═══ Source material ═══

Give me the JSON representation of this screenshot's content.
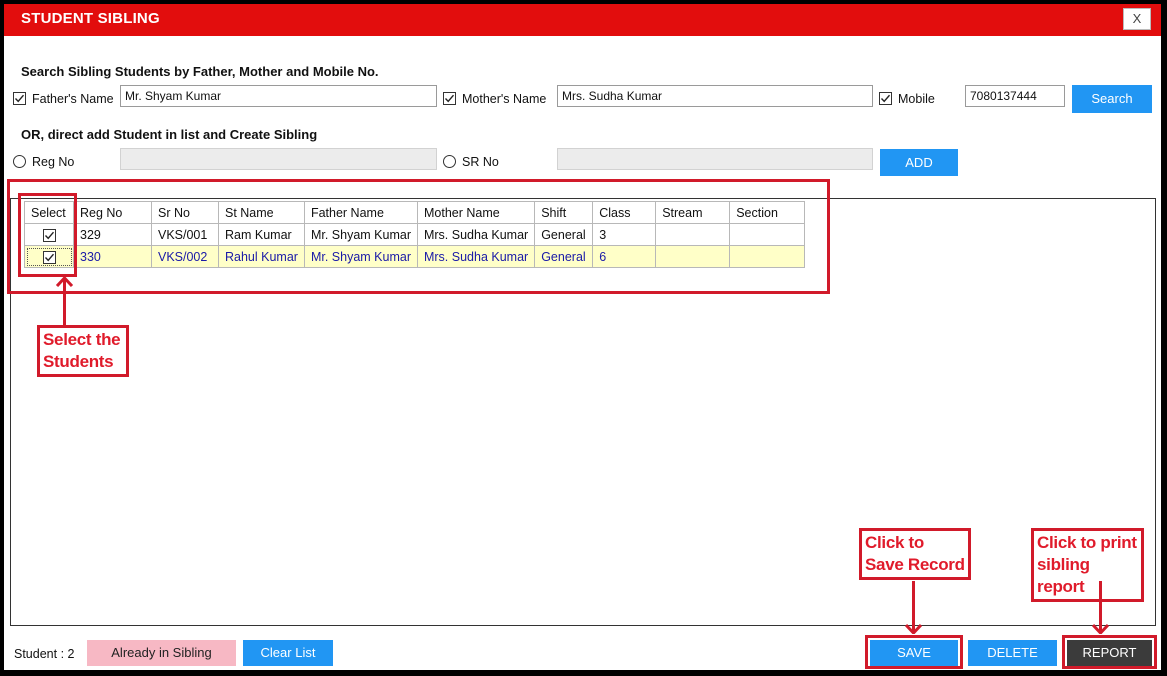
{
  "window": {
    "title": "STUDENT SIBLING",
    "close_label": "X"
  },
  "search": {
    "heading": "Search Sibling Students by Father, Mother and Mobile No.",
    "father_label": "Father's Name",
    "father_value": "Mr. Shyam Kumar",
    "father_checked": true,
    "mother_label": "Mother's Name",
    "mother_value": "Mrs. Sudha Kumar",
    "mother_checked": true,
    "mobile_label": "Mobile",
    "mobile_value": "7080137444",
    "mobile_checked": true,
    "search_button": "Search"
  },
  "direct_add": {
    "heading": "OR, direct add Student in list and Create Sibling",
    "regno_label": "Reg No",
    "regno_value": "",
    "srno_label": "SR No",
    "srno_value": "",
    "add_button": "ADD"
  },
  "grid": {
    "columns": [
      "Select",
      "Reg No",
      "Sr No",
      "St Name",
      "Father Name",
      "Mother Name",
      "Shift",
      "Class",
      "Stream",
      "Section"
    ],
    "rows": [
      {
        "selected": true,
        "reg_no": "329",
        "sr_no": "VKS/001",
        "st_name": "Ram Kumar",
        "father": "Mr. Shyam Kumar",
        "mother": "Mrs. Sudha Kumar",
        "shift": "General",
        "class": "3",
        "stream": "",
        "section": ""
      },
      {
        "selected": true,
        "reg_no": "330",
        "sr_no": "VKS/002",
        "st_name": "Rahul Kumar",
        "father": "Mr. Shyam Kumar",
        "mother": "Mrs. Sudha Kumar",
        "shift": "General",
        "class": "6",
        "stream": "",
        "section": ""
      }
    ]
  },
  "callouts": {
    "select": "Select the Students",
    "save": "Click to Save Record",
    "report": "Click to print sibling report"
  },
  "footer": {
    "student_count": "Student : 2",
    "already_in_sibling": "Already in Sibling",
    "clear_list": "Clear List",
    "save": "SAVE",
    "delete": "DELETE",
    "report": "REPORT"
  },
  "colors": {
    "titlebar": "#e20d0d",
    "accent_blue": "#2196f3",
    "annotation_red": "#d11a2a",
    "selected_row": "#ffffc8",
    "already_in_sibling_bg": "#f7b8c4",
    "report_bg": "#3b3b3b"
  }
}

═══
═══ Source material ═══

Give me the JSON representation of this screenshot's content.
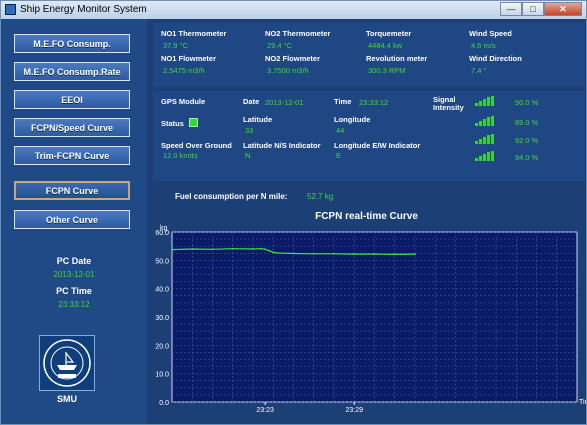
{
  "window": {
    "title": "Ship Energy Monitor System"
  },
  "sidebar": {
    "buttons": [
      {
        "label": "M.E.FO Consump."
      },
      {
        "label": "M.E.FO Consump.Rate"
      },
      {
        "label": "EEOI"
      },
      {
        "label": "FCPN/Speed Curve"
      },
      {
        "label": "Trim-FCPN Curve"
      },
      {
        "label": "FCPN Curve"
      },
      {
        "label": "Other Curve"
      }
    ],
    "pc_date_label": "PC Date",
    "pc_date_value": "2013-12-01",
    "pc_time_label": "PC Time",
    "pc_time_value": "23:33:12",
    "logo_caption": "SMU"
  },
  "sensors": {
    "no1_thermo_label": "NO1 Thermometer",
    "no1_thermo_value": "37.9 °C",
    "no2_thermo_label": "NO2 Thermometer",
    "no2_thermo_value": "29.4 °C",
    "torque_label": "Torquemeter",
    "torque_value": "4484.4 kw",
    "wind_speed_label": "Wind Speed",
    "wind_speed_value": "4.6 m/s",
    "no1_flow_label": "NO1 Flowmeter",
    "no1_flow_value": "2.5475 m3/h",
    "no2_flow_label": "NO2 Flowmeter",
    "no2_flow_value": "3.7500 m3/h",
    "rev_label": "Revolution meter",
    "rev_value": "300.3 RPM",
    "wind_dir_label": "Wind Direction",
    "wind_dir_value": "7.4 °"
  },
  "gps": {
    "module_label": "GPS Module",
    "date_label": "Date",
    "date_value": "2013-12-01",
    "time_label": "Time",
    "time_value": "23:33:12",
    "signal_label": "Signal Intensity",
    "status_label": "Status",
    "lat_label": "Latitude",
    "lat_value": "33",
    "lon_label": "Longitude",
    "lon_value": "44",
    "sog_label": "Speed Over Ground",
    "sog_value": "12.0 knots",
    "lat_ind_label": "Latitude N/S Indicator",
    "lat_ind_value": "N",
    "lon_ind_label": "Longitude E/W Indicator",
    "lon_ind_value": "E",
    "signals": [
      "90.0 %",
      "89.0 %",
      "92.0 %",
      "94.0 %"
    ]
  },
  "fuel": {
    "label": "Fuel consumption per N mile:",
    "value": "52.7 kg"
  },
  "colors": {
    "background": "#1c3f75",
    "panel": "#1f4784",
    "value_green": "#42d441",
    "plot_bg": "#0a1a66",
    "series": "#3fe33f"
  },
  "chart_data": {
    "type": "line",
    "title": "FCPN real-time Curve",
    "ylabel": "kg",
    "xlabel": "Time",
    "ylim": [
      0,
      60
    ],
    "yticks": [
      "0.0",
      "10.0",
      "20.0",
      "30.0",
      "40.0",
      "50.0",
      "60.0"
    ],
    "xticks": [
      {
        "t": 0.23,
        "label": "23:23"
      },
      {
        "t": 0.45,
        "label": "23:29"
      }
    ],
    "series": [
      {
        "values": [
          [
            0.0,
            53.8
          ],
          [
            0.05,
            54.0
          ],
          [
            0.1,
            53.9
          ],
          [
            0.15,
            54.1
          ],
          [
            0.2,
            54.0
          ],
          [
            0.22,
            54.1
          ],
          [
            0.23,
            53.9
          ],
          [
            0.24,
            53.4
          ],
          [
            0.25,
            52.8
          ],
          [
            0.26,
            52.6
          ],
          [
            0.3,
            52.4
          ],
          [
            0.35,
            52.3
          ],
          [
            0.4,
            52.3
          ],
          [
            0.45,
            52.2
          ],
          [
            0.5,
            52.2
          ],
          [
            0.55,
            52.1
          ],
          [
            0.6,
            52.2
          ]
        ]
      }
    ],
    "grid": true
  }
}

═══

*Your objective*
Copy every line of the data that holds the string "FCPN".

*Solution to the exercise*
        "label": "FCPN/Speed Curve"
        "label": "Trim-FCPN Curve"
        "label": "FCPN Curve"
    "title": "FCPN real-time Curve",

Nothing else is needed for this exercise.